**TASK TO CARRY OUT**
Tally the lines below containing the word "Tell" and give that total alone.
———
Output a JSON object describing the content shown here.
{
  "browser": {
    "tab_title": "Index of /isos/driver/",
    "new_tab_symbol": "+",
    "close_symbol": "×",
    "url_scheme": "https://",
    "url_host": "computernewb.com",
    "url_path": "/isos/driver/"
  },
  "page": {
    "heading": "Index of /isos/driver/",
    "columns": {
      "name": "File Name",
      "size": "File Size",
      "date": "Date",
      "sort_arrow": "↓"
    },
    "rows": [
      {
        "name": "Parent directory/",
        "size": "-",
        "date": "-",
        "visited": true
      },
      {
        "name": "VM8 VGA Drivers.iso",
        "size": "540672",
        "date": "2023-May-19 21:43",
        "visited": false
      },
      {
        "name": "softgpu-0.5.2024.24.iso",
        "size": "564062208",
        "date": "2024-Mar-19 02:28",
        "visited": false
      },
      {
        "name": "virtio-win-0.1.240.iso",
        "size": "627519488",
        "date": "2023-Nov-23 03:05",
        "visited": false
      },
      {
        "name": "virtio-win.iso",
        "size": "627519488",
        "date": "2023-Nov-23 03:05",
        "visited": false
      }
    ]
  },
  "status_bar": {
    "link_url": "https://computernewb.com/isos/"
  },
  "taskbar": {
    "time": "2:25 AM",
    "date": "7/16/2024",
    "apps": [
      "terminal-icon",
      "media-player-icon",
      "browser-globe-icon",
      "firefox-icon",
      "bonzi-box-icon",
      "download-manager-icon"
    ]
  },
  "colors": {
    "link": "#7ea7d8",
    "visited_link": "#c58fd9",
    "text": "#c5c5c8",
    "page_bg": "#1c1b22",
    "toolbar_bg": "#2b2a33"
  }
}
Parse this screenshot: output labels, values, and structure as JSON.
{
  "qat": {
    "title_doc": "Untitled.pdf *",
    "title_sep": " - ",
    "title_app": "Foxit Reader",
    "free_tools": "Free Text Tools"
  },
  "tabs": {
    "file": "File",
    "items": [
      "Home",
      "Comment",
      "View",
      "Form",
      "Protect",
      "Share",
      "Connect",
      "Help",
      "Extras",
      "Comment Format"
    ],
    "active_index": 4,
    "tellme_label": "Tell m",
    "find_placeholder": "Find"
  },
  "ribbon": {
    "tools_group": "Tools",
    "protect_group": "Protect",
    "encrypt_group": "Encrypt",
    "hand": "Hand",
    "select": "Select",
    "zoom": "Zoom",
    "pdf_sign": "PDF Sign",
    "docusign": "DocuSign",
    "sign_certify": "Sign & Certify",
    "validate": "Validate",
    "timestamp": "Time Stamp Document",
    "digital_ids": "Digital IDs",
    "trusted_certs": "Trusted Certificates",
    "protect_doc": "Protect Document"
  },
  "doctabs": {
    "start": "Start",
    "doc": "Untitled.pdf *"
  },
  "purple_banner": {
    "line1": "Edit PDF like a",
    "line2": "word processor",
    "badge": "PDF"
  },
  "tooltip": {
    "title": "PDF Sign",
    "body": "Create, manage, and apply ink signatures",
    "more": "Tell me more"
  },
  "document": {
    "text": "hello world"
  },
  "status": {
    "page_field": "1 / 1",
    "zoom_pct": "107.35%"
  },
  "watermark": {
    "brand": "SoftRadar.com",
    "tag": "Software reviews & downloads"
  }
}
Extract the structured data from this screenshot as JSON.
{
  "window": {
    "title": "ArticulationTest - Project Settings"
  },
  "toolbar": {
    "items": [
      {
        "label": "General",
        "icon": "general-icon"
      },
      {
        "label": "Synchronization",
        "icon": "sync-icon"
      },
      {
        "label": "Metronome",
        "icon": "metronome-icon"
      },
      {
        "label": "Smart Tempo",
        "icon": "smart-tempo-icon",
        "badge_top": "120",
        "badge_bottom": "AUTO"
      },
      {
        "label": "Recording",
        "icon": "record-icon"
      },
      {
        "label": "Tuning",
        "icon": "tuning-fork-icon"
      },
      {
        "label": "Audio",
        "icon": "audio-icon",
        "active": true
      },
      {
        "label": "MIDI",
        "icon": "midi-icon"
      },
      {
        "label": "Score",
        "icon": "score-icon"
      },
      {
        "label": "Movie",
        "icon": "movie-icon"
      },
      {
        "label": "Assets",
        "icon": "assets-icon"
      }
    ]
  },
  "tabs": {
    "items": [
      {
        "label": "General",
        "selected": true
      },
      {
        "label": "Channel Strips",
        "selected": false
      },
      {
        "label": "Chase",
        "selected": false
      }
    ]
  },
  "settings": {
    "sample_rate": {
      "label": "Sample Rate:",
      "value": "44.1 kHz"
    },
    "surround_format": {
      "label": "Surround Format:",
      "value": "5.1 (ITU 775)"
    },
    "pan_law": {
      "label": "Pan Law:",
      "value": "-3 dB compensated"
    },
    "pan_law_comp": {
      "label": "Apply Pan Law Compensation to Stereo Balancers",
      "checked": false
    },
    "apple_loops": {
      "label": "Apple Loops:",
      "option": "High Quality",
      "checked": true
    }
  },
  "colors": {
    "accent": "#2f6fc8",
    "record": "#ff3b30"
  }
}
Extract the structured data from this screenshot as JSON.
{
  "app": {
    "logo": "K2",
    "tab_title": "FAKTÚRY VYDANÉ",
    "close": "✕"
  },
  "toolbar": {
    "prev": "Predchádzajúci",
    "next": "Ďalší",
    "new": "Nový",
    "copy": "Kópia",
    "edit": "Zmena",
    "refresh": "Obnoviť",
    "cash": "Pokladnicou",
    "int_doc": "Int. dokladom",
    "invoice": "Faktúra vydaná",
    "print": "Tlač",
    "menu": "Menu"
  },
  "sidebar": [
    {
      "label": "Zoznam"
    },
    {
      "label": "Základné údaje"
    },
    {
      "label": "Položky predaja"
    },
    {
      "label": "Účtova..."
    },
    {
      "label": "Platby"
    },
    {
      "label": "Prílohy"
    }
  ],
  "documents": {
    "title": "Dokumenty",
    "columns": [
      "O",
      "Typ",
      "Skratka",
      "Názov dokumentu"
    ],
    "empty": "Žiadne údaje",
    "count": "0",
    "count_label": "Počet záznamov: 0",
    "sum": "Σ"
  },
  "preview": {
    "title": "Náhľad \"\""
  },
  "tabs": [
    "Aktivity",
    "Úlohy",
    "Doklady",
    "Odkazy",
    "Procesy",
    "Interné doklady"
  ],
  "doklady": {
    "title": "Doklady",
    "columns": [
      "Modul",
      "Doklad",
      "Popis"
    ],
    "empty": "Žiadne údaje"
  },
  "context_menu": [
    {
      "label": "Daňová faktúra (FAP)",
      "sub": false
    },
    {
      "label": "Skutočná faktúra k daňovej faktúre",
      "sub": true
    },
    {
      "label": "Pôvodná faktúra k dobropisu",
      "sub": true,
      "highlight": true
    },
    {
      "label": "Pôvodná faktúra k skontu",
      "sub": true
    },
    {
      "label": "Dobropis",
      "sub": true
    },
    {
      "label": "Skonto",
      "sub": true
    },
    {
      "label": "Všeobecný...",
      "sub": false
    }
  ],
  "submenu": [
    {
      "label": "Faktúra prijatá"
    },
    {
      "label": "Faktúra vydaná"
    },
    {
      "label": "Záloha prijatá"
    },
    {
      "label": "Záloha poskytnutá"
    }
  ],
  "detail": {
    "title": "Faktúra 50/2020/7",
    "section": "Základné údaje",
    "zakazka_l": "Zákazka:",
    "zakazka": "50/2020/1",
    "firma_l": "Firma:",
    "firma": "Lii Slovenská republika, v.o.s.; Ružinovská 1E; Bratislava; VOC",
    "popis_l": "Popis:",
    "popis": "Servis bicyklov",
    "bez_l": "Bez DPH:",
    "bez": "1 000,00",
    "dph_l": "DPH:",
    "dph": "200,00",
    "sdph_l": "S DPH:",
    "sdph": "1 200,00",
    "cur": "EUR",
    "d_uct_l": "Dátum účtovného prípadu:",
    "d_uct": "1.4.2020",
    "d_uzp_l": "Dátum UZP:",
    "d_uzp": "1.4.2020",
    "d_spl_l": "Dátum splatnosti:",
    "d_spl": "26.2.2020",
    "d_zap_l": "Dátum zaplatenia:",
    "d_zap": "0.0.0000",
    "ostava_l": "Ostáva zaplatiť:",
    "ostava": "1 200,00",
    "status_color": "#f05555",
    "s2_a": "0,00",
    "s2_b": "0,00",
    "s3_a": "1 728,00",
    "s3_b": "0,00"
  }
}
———
**ANSWER BELOW**
2